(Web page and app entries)
■ ■ ■ ■
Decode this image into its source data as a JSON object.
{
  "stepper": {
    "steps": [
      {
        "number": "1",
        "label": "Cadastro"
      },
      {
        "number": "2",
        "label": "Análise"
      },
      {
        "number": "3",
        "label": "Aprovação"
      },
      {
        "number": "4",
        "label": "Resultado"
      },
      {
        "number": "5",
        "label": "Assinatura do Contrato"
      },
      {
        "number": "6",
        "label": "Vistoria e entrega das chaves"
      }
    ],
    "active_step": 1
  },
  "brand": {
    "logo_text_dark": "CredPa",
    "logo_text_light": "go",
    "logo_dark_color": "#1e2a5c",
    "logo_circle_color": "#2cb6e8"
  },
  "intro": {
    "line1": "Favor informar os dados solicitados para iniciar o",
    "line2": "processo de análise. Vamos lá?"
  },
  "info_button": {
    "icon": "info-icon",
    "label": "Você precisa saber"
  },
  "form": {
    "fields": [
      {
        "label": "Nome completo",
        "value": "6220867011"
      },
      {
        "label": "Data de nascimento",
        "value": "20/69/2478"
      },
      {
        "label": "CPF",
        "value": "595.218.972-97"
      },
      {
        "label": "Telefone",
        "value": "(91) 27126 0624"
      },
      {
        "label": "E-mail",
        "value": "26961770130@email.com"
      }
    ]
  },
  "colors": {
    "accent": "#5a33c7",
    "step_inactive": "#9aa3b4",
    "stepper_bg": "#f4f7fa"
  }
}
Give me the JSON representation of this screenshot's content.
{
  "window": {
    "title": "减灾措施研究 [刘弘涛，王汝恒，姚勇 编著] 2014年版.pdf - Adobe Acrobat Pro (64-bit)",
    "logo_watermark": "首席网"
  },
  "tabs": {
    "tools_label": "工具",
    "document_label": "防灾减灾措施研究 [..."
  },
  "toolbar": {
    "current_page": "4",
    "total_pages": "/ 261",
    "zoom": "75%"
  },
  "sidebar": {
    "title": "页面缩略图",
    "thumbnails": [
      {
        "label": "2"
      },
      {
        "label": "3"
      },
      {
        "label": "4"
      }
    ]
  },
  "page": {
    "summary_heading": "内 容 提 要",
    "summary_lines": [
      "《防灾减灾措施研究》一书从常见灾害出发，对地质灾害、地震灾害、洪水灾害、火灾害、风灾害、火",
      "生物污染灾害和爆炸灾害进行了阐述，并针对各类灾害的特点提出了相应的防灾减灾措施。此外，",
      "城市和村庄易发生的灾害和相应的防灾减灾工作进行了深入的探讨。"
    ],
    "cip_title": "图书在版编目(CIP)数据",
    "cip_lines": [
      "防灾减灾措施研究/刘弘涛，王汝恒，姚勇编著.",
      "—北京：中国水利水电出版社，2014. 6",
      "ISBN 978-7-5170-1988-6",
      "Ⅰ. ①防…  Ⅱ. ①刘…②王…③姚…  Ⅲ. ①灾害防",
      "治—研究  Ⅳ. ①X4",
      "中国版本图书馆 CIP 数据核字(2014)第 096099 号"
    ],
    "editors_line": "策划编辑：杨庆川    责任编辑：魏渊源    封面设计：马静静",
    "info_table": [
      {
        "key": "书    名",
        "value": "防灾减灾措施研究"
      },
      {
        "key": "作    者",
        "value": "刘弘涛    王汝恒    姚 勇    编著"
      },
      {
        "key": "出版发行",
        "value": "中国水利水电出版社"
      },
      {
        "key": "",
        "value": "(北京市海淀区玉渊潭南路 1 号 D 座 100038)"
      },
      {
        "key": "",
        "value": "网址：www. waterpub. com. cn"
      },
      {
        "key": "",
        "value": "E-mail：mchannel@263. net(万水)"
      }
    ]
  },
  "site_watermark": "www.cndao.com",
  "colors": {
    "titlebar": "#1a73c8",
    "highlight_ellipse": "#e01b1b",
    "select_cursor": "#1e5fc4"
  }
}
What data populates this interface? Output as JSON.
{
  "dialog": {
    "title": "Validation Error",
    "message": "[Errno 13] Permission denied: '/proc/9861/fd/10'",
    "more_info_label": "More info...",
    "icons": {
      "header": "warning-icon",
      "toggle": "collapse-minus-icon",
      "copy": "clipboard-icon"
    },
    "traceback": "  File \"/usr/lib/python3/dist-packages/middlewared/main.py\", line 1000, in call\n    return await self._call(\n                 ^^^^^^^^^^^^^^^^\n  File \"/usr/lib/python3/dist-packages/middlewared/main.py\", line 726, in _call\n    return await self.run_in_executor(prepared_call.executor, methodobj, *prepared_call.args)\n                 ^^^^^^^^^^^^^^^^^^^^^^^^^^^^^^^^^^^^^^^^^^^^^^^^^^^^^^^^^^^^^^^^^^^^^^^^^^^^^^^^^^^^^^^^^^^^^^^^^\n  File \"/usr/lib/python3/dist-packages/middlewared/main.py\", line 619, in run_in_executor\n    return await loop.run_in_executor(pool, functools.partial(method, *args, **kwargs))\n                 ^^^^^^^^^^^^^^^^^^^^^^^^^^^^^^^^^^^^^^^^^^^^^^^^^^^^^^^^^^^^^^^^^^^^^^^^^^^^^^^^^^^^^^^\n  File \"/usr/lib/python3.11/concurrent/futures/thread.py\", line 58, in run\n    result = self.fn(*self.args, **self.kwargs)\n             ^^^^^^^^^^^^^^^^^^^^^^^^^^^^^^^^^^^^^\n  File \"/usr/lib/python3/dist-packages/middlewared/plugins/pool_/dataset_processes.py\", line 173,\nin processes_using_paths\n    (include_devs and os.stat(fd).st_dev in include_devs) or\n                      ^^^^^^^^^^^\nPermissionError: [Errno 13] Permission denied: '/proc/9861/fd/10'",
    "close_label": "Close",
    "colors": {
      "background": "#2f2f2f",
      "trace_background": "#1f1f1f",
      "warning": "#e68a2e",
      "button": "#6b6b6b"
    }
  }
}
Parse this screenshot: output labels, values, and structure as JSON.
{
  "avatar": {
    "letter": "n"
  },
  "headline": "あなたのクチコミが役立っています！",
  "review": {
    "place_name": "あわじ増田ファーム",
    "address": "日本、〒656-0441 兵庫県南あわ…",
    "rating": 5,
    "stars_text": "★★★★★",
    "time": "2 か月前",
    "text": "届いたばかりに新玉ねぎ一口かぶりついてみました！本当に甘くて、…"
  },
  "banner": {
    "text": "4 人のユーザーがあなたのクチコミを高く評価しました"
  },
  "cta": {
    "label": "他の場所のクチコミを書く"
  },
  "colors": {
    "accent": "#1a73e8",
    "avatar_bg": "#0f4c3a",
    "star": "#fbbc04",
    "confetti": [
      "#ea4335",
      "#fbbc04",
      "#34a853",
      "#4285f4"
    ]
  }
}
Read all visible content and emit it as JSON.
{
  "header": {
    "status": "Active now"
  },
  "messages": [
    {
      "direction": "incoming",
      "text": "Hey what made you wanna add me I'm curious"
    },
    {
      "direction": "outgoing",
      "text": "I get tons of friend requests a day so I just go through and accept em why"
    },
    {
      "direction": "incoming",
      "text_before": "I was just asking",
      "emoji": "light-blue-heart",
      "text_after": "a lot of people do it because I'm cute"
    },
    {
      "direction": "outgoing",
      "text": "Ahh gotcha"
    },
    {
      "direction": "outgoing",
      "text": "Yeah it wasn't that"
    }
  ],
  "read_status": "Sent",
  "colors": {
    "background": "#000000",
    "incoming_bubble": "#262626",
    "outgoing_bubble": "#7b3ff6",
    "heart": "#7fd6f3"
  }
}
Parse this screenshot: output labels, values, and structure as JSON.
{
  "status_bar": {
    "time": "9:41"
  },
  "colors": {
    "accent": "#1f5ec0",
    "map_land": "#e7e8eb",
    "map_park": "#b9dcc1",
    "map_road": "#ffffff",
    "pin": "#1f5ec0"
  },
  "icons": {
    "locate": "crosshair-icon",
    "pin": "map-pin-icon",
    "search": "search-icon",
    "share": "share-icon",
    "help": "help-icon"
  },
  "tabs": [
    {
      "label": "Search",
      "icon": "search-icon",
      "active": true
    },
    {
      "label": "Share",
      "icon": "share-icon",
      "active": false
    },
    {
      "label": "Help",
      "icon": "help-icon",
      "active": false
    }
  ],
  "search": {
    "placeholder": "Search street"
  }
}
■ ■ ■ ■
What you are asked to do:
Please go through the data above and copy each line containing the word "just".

Answer to this task:
      "text": "I get tons of friend requests a day so I just go through and accept em why"
      "text_before": "I was just asking",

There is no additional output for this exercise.